Binance, one of the world’s leading exchanges is adding yet another project to its ecosystem after launching its own mining pool called, “Binance Pool”. Supported by both Proof-of-Work (PoW) and Proof-of-Stake (PoS) mining mechanisms, Binance Pool will mine Bitcoin initially, before more tokens are added. Binance pool hopes to add more decentralization into the Bitcoin mining ecosystem, which is currently dominated by major players such as F2Pool and Antpool. On top of this Binance pool will offer Ethereum Mining and Staking options.
Head of Binance Pool Lisa He told Cointelegraph, that her 15 staff members were working hard to, “establish a comprehensive platform for miners that will bring more possibilities to the mining industry by bridging traditional mining to financial services.”
Introductory offer of zero Mining Pool fees
In an attempt to bring customers in, the Pool is operating on zero fees until May 31 but following the initial grace period, the fee will be 2.5%. Larger miners are not an exception to this rule and they too will have to pay the fee in the future. Despite this, Binance maintains that Binance Pool will have one of the lowest fees on the market.
As for where Binance Pool fits into the Binance group, it would seem the mining system will not be independent of other branches. Instead, it is integrated into it, allowing fund transfers between the Pool and other services Binance provides like trading, staking, and lending. Not only that, but mining rewards go directly to the participants’ exchange accounts, rather than blockchain addresses.
For Binance founder and CEO, Changpeng Zhao the launch of Binance Pool represents a positive, not just for users but also for the larger industry as it will “enable significant growth and scale.” However, many are unconvinced at the positives of an economic juggernaut like Binance entering the mining industry.
Binance Receives Centralization Accusations
The reason for this concern stems from the Bitcoin hash rate. For many, Binance represents a real threat to the opportunities for smaller miners as they, alongside other more powerful pools, amass Bitcoin hash rate. One Twitter user aptly summed up many worries, tweeting “This hash distribution chart is soon going to be composed of just one color” next to a pie graph.
These concerns are only heightened when the much-anticipated Bitcoin halving event arrives and the circulation of the currency dwindles even further and with it the hash rate.
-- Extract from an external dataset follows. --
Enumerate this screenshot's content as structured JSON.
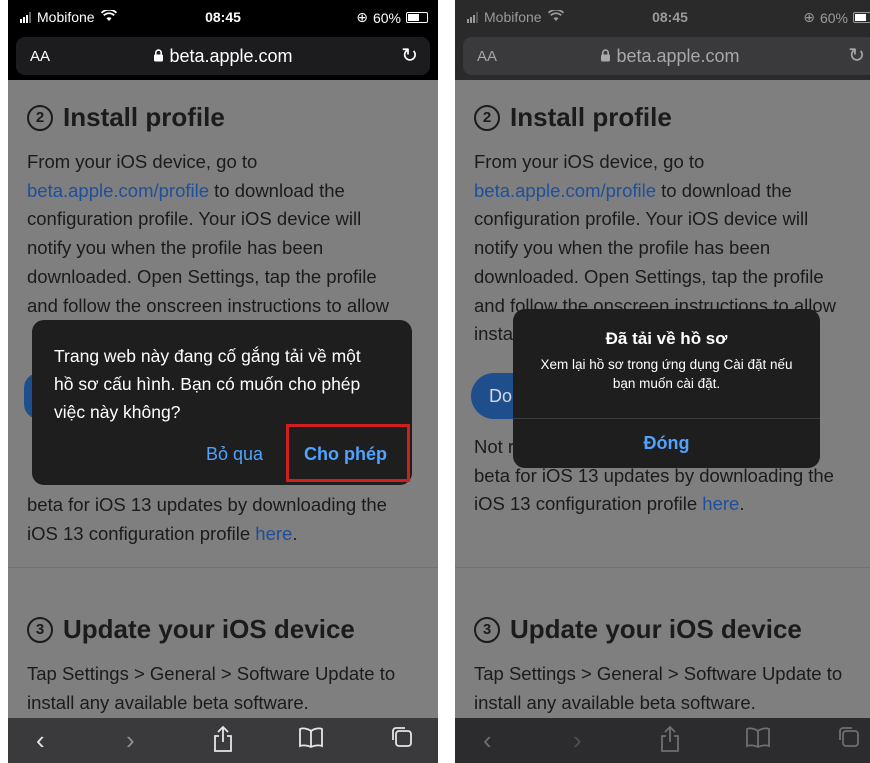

Miners are already working hard to increase the hash rate prior to halving but whether smaller BTC miners will survive post halving as profits lower is the question. If not, then centralization and control could fall into a company like Binance’s hands.
However, for Lisa He, centralized control is not the incentive of Binance, rather they will facilitate the opposite, with the Binance Pool launch fostering decentralization in the mining sector.
Pointing to when Bitmain almost owned 51% of the Bitcoin hash rate (something that would give them complete control of the currency) in 2018, He argued that the entry from major companies like Binance with their computer power, has actually made the mining industry “more decentralized than it was two years ago,” as “the largest pools have less than 20% of the computing power of the whole network, and the assets on the Bitcoin network become more secure.”